▶ [WORK ORDER]:
Throughout the listing below, show every line in which "компьютер" occurs.

▶ [INFORMATION GIVEN]:
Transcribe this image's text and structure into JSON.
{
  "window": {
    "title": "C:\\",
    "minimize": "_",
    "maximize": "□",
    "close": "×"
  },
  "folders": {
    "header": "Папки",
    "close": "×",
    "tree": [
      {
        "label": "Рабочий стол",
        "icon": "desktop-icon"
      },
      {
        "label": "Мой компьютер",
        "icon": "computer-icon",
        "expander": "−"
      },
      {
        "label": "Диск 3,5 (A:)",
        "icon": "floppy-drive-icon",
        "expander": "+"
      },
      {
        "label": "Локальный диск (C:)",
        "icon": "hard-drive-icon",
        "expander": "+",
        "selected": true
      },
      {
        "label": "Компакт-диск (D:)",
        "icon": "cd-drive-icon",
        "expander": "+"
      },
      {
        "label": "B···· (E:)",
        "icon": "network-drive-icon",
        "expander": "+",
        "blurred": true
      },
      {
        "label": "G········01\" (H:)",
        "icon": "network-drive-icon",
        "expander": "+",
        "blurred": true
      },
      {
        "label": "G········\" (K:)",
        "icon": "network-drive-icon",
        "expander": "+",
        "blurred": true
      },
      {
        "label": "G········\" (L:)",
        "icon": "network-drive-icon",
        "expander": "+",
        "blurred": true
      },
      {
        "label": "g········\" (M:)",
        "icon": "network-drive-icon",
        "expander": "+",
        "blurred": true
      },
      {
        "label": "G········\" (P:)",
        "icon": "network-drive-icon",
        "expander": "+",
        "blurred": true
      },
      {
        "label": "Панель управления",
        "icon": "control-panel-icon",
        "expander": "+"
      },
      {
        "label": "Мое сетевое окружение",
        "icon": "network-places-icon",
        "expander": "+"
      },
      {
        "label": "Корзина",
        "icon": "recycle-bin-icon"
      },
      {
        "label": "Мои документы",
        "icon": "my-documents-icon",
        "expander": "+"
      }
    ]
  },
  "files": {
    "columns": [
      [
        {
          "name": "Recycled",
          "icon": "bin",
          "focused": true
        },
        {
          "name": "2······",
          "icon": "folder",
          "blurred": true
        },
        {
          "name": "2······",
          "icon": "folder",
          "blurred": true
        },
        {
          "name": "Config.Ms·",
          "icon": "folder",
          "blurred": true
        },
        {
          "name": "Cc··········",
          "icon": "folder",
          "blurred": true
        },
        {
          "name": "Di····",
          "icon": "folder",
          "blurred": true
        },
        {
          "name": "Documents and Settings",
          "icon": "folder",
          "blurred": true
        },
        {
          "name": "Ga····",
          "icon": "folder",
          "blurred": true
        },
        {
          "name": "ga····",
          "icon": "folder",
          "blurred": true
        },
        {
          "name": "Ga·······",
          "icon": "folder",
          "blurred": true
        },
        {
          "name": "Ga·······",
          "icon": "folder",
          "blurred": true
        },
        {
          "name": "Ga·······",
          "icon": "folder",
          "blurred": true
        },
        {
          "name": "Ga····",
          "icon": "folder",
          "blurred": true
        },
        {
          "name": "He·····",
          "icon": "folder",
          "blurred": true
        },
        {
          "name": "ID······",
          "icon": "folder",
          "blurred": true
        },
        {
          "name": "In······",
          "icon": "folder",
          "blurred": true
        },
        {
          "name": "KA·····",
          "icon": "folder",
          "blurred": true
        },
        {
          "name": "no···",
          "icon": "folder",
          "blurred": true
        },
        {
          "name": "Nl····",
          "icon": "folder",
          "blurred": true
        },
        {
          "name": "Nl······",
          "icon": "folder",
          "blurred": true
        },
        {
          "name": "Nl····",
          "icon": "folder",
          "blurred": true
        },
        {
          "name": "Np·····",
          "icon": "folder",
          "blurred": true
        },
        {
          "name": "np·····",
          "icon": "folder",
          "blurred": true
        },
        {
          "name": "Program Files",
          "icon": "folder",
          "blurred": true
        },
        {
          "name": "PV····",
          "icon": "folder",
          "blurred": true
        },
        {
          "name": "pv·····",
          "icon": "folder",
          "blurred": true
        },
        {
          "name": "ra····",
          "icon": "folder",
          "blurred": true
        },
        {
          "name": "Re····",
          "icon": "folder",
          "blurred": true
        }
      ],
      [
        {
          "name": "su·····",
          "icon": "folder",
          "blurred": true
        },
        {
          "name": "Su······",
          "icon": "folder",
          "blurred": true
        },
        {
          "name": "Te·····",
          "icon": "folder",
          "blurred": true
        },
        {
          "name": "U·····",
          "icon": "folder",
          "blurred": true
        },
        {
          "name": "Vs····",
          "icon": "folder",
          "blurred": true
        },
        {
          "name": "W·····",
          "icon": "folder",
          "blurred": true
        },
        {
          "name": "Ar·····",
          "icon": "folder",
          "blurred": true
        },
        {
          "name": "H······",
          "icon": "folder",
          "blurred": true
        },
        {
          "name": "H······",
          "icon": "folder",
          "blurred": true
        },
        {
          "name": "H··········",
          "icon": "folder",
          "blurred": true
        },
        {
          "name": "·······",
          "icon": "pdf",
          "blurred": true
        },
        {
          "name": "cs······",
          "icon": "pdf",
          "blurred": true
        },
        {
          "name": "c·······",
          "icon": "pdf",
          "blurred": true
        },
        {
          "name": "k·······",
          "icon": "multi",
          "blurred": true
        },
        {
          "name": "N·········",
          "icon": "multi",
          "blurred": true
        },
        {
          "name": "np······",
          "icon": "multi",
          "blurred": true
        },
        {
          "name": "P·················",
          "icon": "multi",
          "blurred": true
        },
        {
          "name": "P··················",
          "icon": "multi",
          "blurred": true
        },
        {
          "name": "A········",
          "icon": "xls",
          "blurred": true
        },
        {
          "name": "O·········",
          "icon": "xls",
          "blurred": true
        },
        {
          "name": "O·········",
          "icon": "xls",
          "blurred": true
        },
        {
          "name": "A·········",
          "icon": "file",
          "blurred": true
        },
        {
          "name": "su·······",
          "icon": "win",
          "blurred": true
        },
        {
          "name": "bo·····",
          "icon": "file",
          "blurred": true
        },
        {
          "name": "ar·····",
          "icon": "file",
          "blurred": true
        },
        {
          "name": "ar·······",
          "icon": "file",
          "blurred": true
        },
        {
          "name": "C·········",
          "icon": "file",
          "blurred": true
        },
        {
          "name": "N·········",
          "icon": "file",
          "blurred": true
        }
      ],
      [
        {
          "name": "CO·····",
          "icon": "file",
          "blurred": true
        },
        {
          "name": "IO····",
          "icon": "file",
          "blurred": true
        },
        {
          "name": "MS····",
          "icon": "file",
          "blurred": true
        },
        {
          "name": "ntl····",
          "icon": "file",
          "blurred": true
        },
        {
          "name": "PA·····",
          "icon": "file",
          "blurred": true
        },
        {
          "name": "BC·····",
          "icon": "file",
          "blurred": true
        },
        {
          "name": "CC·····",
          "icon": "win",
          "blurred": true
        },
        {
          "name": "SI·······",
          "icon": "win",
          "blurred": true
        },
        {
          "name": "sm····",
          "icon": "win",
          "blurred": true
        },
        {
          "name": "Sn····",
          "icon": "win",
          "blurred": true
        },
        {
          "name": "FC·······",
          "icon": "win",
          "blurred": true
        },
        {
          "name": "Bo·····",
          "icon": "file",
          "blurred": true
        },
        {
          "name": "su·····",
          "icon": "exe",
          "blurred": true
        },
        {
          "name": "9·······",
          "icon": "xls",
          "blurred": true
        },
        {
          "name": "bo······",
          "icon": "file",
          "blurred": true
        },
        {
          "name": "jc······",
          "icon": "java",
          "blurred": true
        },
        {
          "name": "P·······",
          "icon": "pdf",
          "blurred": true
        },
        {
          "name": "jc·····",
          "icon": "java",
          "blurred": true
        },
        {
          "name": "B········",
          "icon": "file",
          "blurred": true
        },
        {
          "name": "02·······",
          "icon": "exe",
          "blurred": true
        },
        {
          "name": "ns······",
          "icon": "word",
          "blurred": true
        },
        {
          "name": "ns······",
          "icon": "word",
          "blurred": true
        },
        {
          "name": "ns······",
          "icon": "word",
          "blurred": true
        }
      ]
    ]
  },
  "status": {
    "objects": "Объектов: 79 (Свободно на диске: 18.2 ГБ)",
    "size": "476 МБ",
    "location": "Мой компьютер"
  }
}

▶ [ANSWER FOR THE TASK]:
        "label": "Мой компьютер",
    "location": "Мой компьютер"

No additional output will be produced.